To do ▸ In the copy you make, keep each entry exactly as it is and leave out all images.

Available records ▸

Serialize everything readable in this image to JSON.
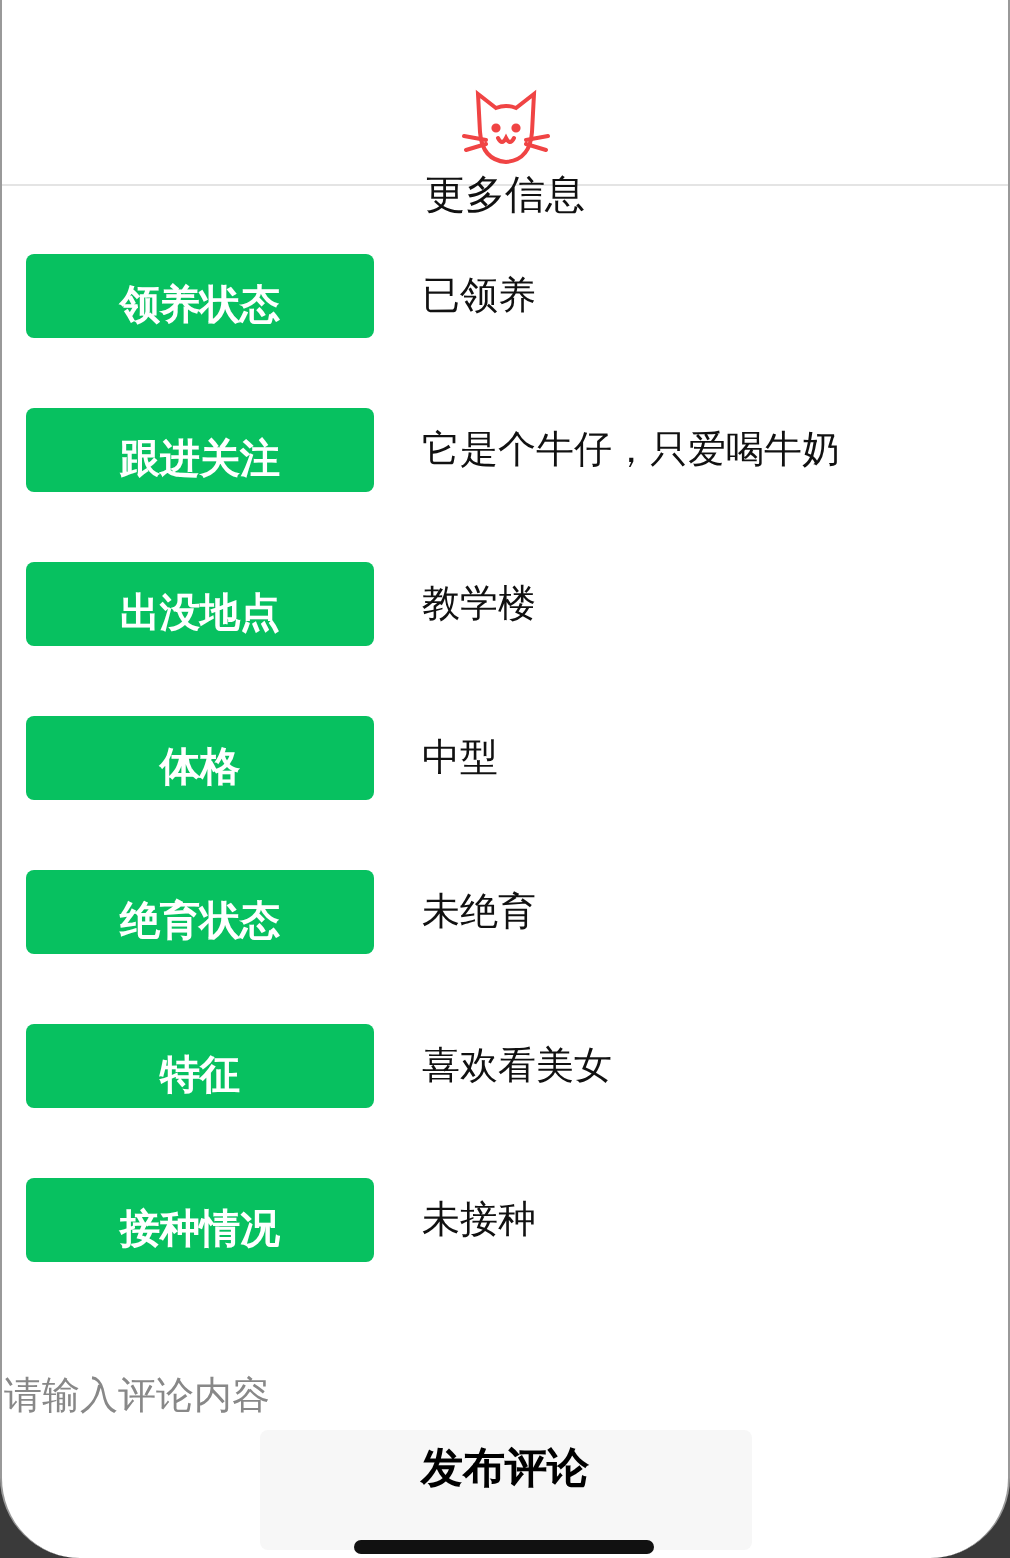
{
  "header": {
    "title": "更多信息"
  },
  "rows": [
    {
      "label": "领养状态",
      "value": "已领养"
    },
    {
      "label": "跟进关注",
      "value": "它是个牛仔，只爱喝牛奶"
    },
    {
      "label": "出没地点",
      "value": "教学楼"
    },
    {
      "label": "体格",
      "value": "中型"
    },
    {
      "label": "绝育状态",
      "value": "未绝育"
    },
    {
      "label": "特征",
      "value": "喜欢看美女"
    },
    {
      "label": "接种情况",
      "value": "未接种"
    }
  ],
  "comment": {
    "placeholder": "请输入评论内容",
    "button": "发布评论"
  }
}
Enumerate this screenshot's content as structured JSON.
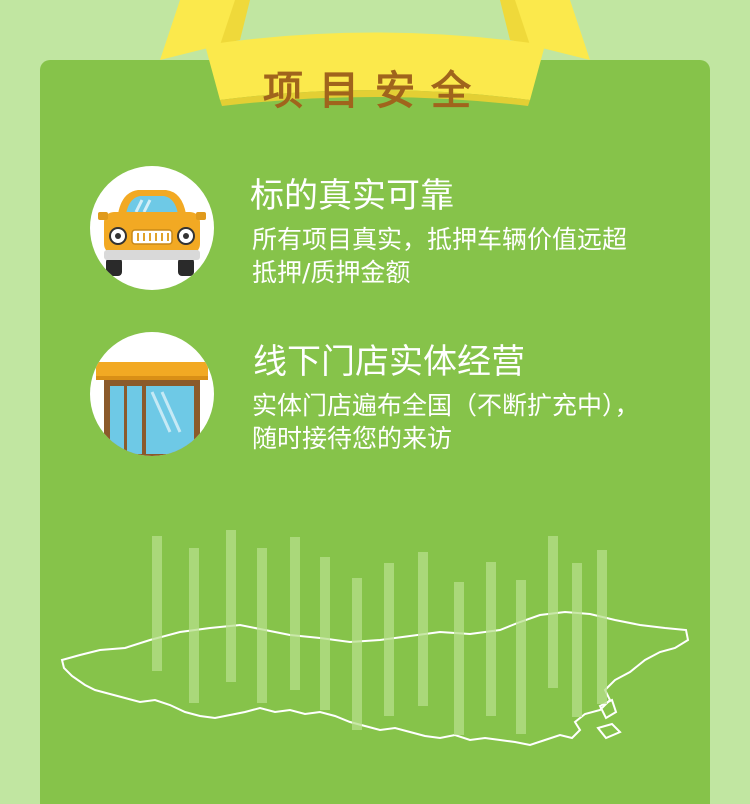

Completed task ▸
Serialize everything readable in this image to JSON.
{
  "header": {
    "title": "更多信息"
  },
  "rows": [
    {
      "label": "领养状态",
      "value": "已领养"
    },
    {
      "label": "跟进关注",
      "value": "它是个牛仔，只爱喝牛奶"
    },
    {
      "label": "出没地点",
      "value": "教学楼"
    },
    {
      "label": "体格",
      "value": "中型"
    },
    {
      "label": "绝育状态",
      "value": "未绝育"
    },
    {
      "label": "特征",
      "value": "喜欢看美女"
    },
    {
      "label": "接种情况",
      "value": "未接种"
    }
  ],
  "comment": {
    "placeholder": "请输入评论内容",
    "button": "发布评论"
  }
}
Enumerate this screenshot's content as structured JSON.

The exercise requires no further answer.